For the purposes of a performance, it doesn’t matter. There is absolutely nothing to be gained by acknowledging a mistake. Absolutely nothing. For any given mistake, some people are going to notice it no matter what you do, and some people are going to miss it entirely (indeed, some people in the audience will notice even the slightest imperfection, while others won’t suspect that anything’s wrong unless you literally stop the show and say “wow, that was super bad, let me go back and start over . . . ”) — acknowledging a mistake in performance is only going to move people from the latter camp into the former, and that’s decidedly not what you want. When I say that nothing can go wrong on stage, I don’t mean that in terms of an outsider’s perspective. I mean that in terms of what’s going on inside my head.

This is, in many ways, a willful act of self-delusion. It involves talking myself into believing, ardently and unquestioningly — at least for the duration of the show — that everything I’m doing is exactly what I mean to be doing, that I am a shining beacon of flawless intent.

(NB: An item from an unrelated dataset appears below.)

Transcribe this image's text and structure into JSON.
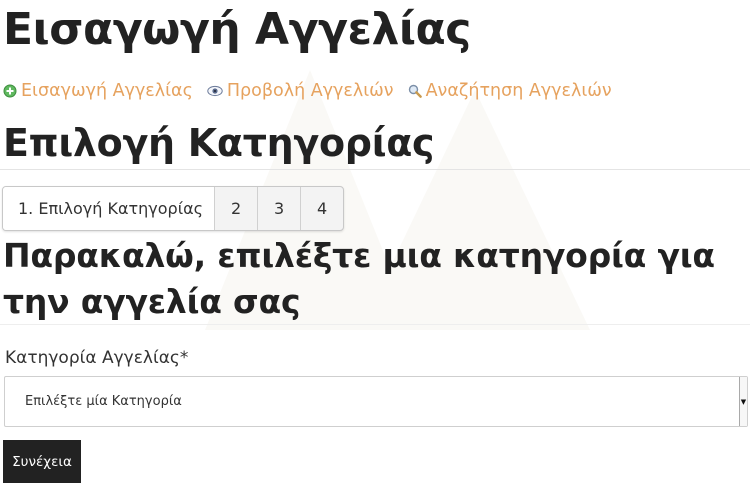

It also means being ruthless about the past. It’s so tempting to dwell upon mistakes, to fret about What Went Wrong. If only I’d used more air/been counting more carefully/practiced that a few more times slowly/. . . This is not helpful, at least not in mid-performance. It happened, you can’t fix it. Move on. There is only the present and the immediate future, the stuff you’re doing now, and the stuff you’ll be doing soon. Those are the only things you can do anything about. But of course, if nothing has gone wrong, then there’s nothing to get caught up on! You can face each new passage confidently with a clean slate of success. (After the concert is another matter. At that point, it’s often quite helpful to go over everything and figure out if there are things you’re consistently stumbling on. I’ll be a mess come 4:00, but all I have to do at that point is eat nibblets at the reception, so the stakes are just a trifle lower. Cookies are notoriously non-judgemental.)

This takes practice. Just as I practice technical hurdles, I practice the psychological ones too. I don’t spend all my practice time taking things apart and running the problem spots under tempo, out of rhythm, backwards, etc; I reserve certain practice sessions for running the program, training myself to keep going wile projecting an aura of being calm, collected, and in-control no matter what my fingers do with this preposterous instrument we call a bassoon.

I’m not perfect at it. As with any skill that takes practice, there’s always room for improvement. Perfection may be unattainable, but with practice, you can up the odds. Just as drilling its technical passages increases my chances of making thru the Gigue in one piece, working on my performance face increases my chances of pulling out of a train wreck with a brazen, winning smile. I can’t be perfect, I can only do my best.

So that’s what I’m gonna do. On Saturday, I’m gonna walk out in front of the crowd, and I’m gonna do my best. And the whole time, I’ll be thinking to myself:

Nothing can go wrong on stage.